◆ TASK DESCRIPTION ◆
With no line omitted, restate the records below exactly as they appear.
--- --- ---
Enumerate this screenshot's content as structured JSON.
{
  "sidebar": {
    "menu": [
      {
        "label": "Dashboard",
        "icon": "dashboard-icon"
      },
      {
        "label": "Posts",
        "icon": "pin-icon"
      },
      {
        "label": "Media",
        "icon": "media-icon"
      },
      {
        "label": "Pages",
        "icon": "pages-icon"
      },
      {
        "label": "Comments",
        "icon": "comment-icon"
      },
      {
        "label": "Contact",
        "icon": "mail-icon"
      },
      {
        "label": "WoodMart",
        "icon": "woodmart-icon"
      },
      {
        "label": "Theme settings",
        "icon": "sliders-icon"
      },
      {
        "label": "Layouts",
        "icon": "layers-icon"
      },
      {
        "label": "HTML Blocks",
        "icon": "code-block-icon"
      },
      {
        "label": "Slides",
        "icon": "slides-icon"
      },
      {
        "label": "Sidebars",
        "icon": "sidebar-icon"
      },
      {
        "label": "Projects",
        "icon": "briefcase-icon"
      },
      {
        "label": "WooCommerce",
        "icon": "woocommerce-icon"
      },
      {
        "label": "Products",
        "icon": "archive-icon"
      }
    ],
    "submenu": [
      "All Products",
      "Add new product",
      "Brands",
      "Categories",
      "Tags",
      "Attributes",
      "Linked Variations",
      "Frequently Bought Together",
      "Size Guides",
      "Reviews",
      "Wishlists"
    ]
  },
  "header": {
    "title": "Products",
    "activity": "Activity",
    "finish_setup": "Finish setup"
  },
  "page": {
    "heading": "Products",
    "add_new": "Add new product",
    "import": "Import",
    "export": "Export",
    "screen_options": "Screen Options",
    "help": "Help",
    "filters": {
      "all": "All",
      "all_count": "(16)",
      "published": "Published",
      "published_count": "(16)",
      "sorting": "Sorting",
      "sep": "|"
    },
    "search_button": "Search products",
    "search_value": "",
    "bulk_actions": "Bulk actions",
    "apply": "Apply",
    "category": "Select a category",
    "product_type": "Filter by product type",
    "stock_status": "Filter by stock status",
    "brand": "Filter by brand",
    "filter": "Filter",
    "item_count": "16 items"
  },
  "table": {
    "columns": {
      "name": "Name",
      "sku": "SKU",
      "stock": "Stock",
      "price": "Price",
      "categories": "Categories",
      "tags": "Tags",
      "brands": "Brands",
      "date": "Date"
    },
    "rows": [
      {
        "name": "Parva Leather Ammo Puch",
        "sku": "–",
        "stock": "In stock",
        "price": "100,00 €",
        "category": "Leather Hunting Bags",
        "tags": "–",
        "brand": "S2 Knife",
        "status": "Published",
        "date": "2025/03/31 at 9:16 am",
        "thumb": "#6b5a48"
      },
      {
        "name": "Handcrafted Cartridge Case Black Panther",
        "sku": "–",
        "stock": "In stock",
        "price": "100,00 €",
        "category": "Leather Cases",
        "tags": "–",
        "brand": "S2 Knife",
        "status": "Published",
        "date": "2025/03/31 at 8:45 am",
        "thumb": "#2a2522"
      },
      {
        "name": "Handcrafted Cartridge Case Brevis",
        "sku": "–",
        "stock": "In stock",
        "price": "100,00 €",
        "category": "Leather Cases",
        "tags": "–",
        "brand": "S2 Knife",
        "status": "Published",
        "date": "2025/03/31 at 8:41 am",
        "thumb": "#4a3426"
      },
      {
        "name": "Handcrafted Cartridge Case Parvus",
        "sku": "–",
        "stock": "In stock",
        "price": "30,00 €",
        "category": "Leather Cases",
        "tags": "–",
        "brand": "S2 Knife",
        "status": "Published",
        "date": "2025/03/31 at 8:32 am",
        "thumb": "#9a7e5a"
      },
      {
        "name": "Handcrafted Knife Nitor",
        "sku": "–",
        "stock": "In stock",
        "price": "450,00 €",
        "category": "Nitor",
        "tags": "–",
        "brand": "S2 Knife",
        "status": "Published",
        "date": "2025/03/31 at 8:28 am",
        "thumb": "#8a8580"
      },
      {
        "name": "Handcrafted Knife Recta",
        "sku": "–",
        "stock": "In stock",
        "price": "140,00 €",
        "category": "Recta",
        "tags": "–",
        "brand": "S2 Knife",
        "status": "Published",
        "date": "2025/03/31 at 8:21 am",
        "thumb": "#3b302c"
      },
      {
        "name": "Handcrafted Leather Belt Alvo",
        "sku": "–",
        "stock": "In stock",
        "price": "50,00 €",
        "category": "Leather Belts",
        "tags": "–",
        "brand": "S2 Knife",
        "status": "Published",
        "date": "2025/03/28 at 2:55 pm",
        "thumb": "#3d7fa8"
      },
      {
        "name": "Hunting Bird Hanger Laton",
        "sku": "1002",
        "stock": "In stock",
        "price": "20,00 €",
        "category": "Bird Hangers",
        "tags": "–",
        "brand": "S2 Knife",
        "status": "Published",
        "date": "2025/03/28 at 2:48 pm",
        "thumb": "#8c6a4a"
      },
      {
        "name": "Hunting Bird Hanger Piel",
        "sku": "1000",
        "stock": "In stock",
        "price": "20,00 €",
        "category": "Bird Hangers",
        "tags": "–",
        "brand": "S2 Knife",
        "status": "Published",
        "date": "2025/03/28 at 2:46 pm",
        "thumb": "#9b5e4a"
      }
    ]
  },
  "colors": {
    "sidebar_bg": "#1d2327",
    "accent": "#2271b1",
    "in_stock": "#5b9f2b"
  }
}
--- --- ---
◆ TASK RESULT ◆
Enumerate this screenshot's content as structured JSON.
{
  "sidebar": {
    "menu": [
      {
        "label": "Dashboard",
        "icon": "dashboard-icon"
      },
      {
        "label": "Posts",
        "icon": "pin-icon"
      },
      {
        "label": "Media",
        "icon": "media-icon"
      },
      {
        "label": "Pages",
        "icon": "pages-icon"
      },
      {
        "label": "Comments",
        "icon": "comment-icon"
      },
      {
        "label": "Contact",
        "icon": "mail-icon"
      },
      {
        "label": "WoodMart",
        "icon": "woodmart-icon"
      },
      {
        "label": "Theme settings",
        "icon": "sliders-icon"
      },
      {
        "label": "Layouts",
        "icon": "layers-icon"
      },
      {
        "label": "HTML Blocks",
        "icon": "code-block-icon"
      },
      {
        "label": "Slides",
        "icon": "slides-icon"
      },
      {
        "label": "Sidebars",
        "icon": "sidebar-icon"
      },
      {
        "label": "Projects",
        "icon": "briefcase-icon"
      },
      {
        "label": "WooCommerce",
        "icon": "woocommerce-icon"
      },
      {
        "label": "Products",
        "icon": "archive-icon"
      }
    ],
    "submenu": [
      "All Products",
      "Add new product",
      "Brands",
      "Categories",
      "Tags",
      "Attributes",
      "Linked Variations",
      "Frequently Bought Together",
      "Size Guides",
      "Reviews",
      "Wishlists"
    ]
  },
  "header": {
    "title": "Products",
    "activity": "Activity",
    "finish_setup": "Finish setup"
  },
  "page": {
    "heading": "Products",
    "add_new": "Add new product",
    "import": "Import",
    "export": "Export",
    "screen_options": "Screen Options",
    "help": "Help",
    "filters": {
      "all": "All",
      "all_count": "(16)",
      "published": "Published",
      "published_count": "(16)",
      "sorting": "Sorting",
      "sep": "|"
    },
    "search_button": "Search products",
    "search_value": "",
    "bulk_actions": "Bulk actions",
    "apply": "Apply",
    "category": "Select a category",
    "product_type": "Filter by product type",
    "stock_status": "Filter by stock status",
    "brand": "Filter by brand",
    "filter": "Filter",
    "item_count": "16 items"
  },
  "table": {
    "columns": {
      "name": "Name",
      "sku": "SKU",
      "stock": "Stock",
      "price": "Price",
      "categories": "Categories",
      "tags": "Tags",
      "brands": "Brands",
      "date": "Date"
    },
    "rows": [
      {
        "name": "Parva Leather Ammo Puch",
        "sku": "–",
        "stock": "In stock",
        "price": "100,00 €",
        "category": "Leather Hunting Bags",
        "tags": "–",
        "brand": "S2 Knife",
        "status": "Published",
        "date": "2025/03/31 at 9:16 am",
        "thumb": "#6b5a48"
      },
      {
        "name": "Handcrafted Cartridge Case Black Panther",
        "sku": "–",
        "stock": "In stock",
        "price": "100,00 €",
        "category": "Leather Cases",
        "tags": "–",
        "brand": "S2 Knife",
        "status": "Published",
        "date": "2025/03/31 at 8:45 am",
        "thumb": "#2a2522"
      },
      {
        "name": "Handcrafted Cartridge Case Brevis",
        "sku": "–",
        "stock": "In stock",
        "price": "100,00 €",
        "category": "Leather Cases",
        "tags": "–",
        "brand": "S2 Knife",
        "status": "Published",
        "date": "2025/03/31 at 8:41 am",
        "thumb": "#4a3426"
      },
      {
        "name": "Handcrafted Cartridge Case Parvus",
        "sku": "–",
        "stock": "In stock",
        "price": "30,00 €",
        "category": "Leather Cases",
        "tags": "–",
        "brand": "S2 Knife",
        "status": "Published",
        "date": "2025/03/31 at 8:32 am",
        "thumb": "#9a7e5a"
      },
      {
        "name": "Handcrafted Knife Nitor",
        "sku": "–",
        "stock": "In stock",
        "price": "450,00 €",
        "category": "Nitor",
        "tags": "–",
        "brand": "S2 Knife",
        "status": "Published",
        "date": "2025/03/31 at 8:28 am",
        "thumb": "#8a8580"
      },
      {
        "name": "Handcrafted Knife Recta",
        "sku": "–",
        "stock": "In stock",
        "price": "140,00 €",
        "category": "Recta",
        "tags": "–",
        "brand": "S2 Knife",
        "status": "Published",
        "date": "2025/03/31 at 8:21 am",
        "thumb": "#3b302c"
      },
      {
        "name": "Handcrafted Leather Belt Alvo",
        "sku": "–",
        "stock": "In stock",
        "price": "50,00 €",
        "category": "Leather Belts",
        "tags": "–",
        "brand": "S2 Knife",
        "status": "Published",
        "date": "2025/03/28 at 2:55 pm",
        "thumb": "#3d7fa8"
      },
      {
        "name": "Hunting Bird Hanger Laton",
        "sku": "1002",
        "stock": "In stock",
        "price": "20,00 €",
        "category": "Bird Hangers",
        "tags": "–",
        "brand": "S2 Knife",
        "status": "Published",
        "date": "2025/03/28 at 2:48 pm",
        "thumb": "#8c6a4a"
      },
      {
        "name": "Hunting Bird Hanger Piel",
        "sku": "1000",
        "stock": "In stock",
        "price": "20,00 €",
        "category": "Bird Hangers",
        "tags": "–",
        "brand": "S2 Knife",
        "status": "Published",
        "date": "2025/03/28 at 2:46 pm",
        "thumb": "#9b5e4a"
      }
    ]
  },
  "colors": {
    "sidebar_bg": "#1d2327",
    "accent": "#2271b1",
    "in_stock": "#5b9f2b"
  }
}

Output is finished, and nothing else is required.